Religious Deconstruction, The Frustrated Grace Series is now available, with over two hundred comic images on Amazon. You can get a preview of every single one here.

All Things Equal,  is an exposition for women and how God

sees them from a very “biblical” point of view. It was what I needed in my first push toward deconstruction. Get it here.

Deconstruction tools

LangleyTown.com has a specific page for materials that will help you with your deconstruction. I recommend eighty books or more that you can read. Some I have read, others have come recommended by friends along the way. Find them here.

PK Langley’s most Popular Blog Posts!

I Quit Church And I’m Happy About It

 

 

 

God Made Me Gay

 

Straight Pride?

 

 

 

Check out, Paradigm shift to Spirit led living.

Read, “When the Good News Goes Bad” by clicking here.

 

Have a book, need it edited?

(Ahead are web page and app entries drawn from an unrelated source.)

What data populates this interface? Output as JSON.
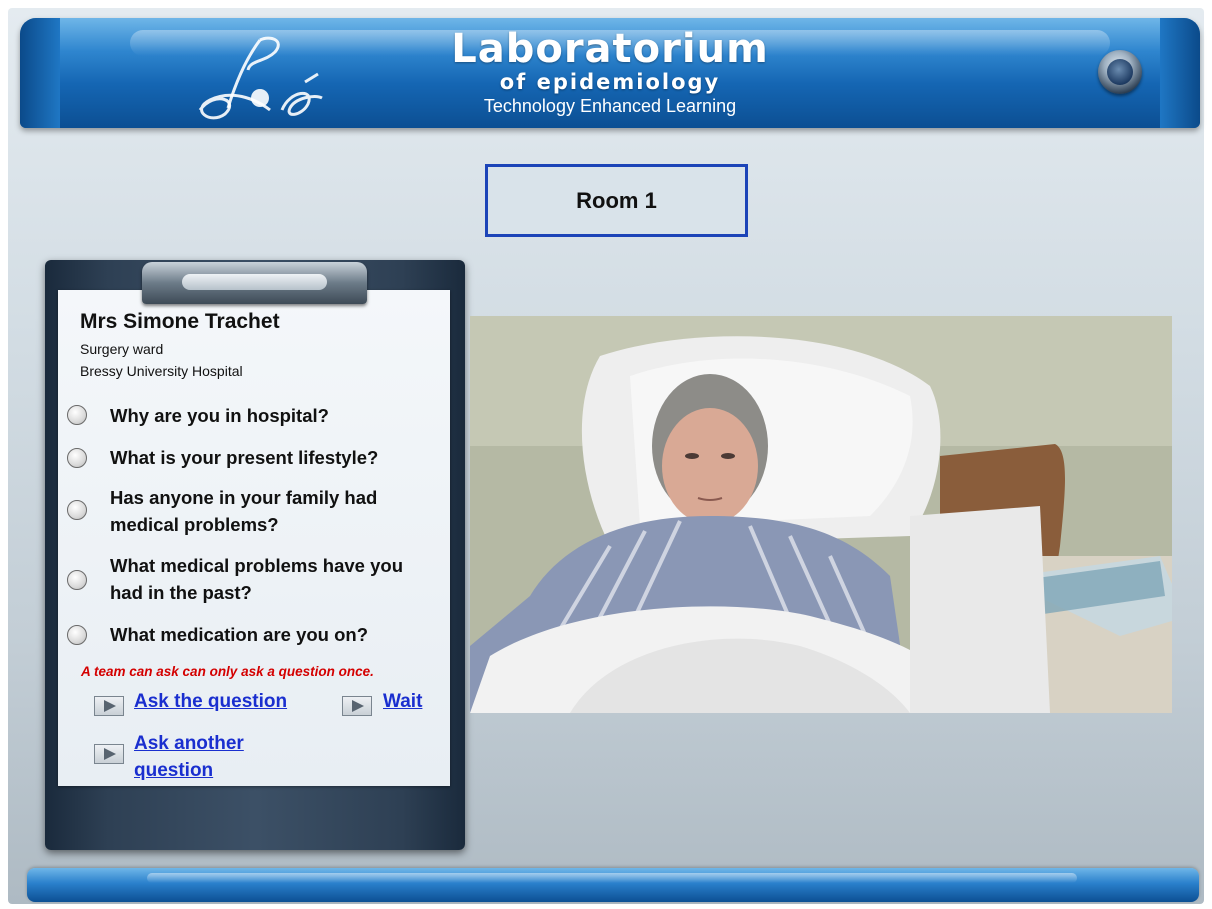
{
  "header": {
    "title": "Laboratorium",
    "subtitle": "of epidemiology",
    "tagline": "Technology Enhanced Learning",
    "logo_text": "LoE"
  },
  "room": {
    "label": "Room 1"
  },
  "patient": {
    "name": "Mrs Simone Trachet",
    "ward": "Surgery ward",
    "hospital": "Bressy University Hospital"
  },
  "questions": [
    "Why are you in hospital?",
    "What is your present lifestyle?",
    "Has anyone in your family had medical problems?",
    "What medical problems have you had in the past?",
    "What medication are you on?"
  ],
  "notice": "A team can ask can only ask a question once.",
  "actions": {
    "ask": "Ask the question",
    "wait": "Wait",
    "ask_another": "Ask another question"
  },
  "colors": {
    "header_blue": "#1566b3",
    "link_blue": "#1a2fcf",
    "notice_red": "#d40000",
    "room_border": "#1c44b8"
  }
}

My friend Felicia can help you!

Social Connections

You can find me on Facebook at “PK Langley

Thank you for stopping by, I’d love to hear your comments!


Browse Our Archives

Follow Us!


TRENDING AT PATHEOS Progressive Christian
What Are Your Thoughts?leave a comment
  • Daniel Waters

    You have the story of the prodigal son all wrong. The father did NOT go after the son. He stayed at the house. When the son came to himself and came back to the father in humility, he found the father waiting to welcome him back home.
    If you have strayed to the far country, the Father waits for you with arms wide open, but He’s not going to come drag you out of the hog pen.

  • Martha Anne Underwood

    No the father did not go look for the son; however, when he knew he was home, the father automatically welcomed him home before he even knew if the son had changed. God does look for us in the pigpen. God is always searching for us.

  • Iain Lovejoy

    Actually yes his father did go after his son, when he saw him:
    Luke 15:20: So he set off and went to his father. But while he was still far off, his father saw him and was filled with compassion; he ran and put his arms around him and kissed him.
    Besides which, the parable of the lost sheep, the parable of the lost coin and this one are a set of three making the same point – that God seeks sinners, wants them back and will go to any lengths to get them.
    Even more crucially given the subject of the article above, the whole sequence is a response specifically to a bunch of pharisees criticising Jesus for not only not refusing to eat with sinners, but actually seeking out sinners to eat with.
    The gospels are books presenting a continuous story and argument, and should be read that way, not sliced into out-of-context snippets in order to deny their obvious, plain and natural meaning.

  • Jesus told us to love God and love one another. For those who exclude others due to doing something they do not agree with, God is waiting, looking for, chasing after and ready to accept them and love them in full fellowship. They are still children of God, just not enjoying the fellowship we can all enjoy in Christ. Those who are excluded for being LGBTQ are not the ones needing acceptance by God. God created them just as they are. God accepts all of his creation in their uniqueness, differences and various ways of life. It is so sad that many who claim to follow Jesus and who claim to love God are often the ones who show such condemnation, judgment, exclusion and hateful ways.